In 1920s Australia, Father Richard Chamberlain (the king of mini-series) is lusted over byBarbara Stanwyck. He isn’t interested, but not because he is above temptation. Instead, he isfalling for Stanwyck’s niece, who grows up to be Rachel Ward. Love, lust, vengeance andVatican power politics mesh together into a pretty heady brew.
Granted, there’s nothing very subtle about any of this. Right from the get-go, every line delivered is in the servide of graphically mappi…g out where the characters are headed. And Stanwyck, in her FIRST scene, sucks Chamberlain’s finger during Communion. But subtlety is completely beside the point here.

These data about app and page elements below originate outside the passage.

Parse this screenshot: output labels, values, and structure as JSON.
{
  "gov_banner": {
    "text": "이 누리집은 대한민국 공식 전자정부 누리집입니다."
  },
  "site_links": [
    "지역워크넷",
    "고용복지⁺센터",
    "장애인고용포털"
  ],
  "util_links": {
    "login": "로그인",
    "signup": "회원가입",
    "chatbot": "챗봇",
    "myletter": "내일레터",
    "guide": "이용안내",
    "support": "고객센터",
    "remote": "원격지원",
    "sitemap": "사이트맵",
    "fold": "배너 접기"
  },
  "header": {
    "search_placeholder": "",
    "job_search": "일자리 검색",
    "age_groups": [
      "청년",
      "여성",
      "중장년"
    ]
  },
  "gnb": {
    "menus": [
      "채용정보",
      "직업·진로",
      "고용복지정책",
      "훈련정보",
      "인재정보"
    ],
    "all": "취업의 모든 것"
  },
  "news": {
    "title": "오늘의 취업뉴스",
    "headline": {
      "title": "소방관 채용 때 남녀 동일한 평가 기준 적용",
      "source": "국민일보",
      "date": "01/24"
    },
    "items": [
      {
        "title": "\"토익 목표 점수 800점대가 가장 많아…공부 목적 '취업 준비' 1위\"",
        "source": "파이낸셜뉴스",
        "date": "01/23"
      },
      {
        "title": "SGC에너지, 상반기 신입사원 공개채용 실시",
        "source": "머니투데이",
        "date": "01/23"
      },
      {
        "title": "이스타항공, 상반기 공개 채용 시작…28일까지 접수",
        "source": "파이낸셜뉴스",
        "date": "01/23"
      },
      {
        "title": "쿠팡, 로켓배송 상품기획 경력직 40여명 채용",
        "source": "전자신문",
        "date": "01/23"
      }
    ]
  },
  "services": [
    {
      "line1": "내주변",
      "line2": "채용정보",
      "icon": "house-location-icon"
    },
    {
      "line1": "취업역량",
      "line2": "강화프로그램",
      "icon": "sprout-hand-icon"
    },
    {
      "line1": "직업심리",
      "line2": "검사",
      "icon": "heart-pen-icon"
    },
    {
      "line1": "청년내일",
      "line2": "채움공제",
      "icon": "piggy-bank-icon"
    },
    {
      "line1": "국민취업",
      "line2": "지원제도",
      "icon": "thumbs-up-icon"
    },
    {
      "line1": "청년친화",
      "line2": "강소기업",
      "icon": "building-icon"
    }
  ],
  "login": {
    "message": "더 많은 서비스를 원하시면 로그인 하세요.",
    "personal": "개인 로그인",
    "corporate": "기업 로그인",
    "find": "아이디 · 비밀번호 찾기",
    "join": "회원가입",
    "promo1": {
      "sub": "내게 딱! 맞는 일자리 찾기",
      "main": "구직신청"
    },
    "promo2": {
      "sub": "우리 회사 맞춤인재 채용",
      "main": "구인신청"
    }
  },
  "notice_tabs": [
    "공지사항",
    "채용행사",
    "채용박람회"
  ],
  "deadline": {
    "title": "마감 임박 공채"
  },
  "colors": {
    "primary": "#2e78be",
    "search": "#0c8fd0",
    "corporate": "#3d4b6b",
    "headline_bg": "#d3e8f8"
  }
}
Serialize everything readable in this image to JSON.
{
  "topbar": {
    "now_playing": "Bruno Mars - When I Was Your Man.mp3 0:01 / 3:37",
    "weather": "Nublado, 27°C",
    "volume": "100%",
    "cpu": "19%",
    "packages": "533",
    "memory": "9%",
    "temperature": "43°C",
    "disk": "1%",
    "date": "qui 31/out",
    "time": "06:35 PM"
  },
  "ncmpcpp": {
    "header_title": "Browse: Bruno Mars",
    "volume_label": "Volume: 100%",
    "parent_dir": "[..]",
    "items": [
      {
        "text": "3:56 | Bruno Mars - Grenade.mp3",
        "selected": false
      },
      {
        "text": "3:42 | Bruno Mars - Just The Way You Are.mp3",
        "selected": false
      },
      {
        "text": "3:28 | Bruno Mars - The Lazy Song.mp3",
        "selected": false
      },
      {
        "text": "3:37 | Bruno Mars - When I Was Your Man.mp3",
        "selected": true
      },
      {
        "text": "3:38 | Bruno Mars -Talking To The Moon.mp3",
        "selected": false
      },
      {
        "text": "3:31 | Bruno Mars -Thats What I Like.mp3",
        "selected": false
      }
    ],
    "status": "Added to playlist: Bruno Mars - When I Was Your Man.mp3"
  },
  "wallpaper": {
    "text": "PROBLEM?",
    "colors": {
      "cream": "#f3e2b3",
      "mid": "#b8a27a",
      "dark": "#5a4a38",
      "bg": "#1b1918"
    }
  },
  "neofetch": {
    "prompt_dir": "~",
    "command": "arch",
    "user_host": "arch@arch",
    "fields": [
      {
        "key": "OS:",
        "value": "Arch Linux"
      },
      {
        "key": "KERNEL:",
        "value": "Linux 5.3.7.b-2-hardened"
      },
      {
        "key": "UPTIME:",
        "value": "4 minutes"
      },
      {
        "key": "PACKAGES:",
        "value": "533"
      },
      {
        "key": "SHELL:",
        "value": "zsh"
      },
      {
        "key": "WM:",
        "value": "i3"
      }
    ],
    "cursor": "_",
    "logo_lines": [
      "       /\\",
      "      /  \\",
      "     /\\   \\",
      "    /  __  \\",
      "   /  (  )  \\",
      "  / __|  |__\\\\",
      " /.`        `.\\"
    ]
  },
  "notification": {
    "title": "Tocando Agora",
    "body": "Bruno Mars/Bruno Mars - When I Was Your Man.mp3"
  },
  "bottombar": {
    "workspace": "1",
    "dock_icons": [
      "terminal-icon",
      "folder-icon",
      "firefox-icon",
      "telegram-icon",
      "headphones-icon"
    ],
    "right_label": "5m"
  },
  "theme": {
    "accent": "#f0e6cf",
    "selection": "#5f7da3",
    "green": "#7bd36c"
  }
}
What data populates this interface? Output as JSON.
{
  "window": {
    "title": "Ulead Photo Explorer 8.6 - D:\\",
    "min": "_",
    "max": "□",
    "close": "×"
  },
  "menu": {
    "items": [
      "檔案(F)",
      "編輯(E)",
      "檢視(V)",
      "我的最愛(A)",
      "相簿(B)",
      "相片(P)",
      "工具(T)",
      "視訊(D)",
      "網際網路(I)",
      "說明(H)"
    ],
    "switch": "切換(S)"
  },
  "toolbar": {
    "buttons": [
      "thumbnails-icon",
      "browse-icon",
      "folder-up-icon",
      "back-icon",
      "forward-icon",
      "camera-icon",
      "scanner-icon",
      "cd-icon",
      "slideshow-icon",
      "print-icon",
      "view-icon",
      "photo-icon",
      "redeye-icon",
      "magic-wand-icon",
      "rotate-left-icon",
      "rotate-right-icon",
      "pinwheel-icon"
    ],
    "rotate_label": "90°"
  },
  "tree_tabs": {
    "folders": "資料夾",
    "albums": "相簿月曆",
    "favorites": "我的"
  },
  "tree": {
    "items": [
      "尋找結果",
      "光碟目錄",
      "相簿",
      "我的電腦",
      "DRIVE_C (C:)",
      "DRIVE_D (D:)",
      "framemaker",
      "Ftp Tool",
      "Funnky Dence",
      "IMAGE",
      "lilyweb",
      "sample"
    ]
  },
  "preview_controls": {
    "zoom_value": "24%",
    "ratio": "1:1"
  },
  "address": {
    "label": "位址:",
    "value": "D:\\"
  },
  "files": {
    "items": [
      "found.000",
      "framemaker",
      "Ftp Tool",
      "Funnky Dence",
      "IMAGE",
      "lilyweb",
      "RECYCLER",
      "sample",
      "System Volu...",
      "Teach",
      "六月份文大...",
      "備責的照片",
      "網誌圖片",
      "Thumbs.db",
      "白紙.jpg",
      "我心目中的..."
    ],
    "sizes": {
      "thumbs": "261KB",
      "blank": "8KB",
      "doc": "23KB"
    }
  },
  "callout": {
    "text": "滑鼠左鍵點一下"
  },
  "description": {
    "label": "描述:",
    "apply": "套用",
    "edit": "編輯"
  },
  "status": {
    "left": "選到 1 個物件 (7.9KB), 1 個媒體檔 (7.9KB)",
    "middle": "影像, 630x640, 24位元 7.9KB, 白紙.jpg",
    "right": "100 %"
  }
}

This is a soap opera on the grand scale — all the lurid joys of daytime given lavish treatment and location photography. A grand old entertainment from the brief glory days of mini-series television.
The sound is mono, which is to be expected of a 1983 TV series. The sound is clear andclean, and the music is a good, warm sound to it. The “s” sounds tend to be rather harsh. Still,this kind of mono is preferable to a bad stereo remix.
The picture is showing some age, and there is some grain as well as dirt to deal with. Thecolours and contrasts are decent, as are the flesh tones. The image could be a bit sharper (thoughit isn’t bad), and there are some green outlines. Not a perfect picture, but still acceptable.
The only extra is a 25-minute retrospective called “The Thorn Birds: Old Friends… NewStories.” Though informative, it is also very golden-hued and “everyone was so perfect” in itstone. The main screen of the menu is scored.
A rather sparse DVD for a mini-series that was such a big to-do when it first appeared. Still,here it is at last.
Special Features List
- “The Thorn Birds: Old Friends… New Stories” Retrospective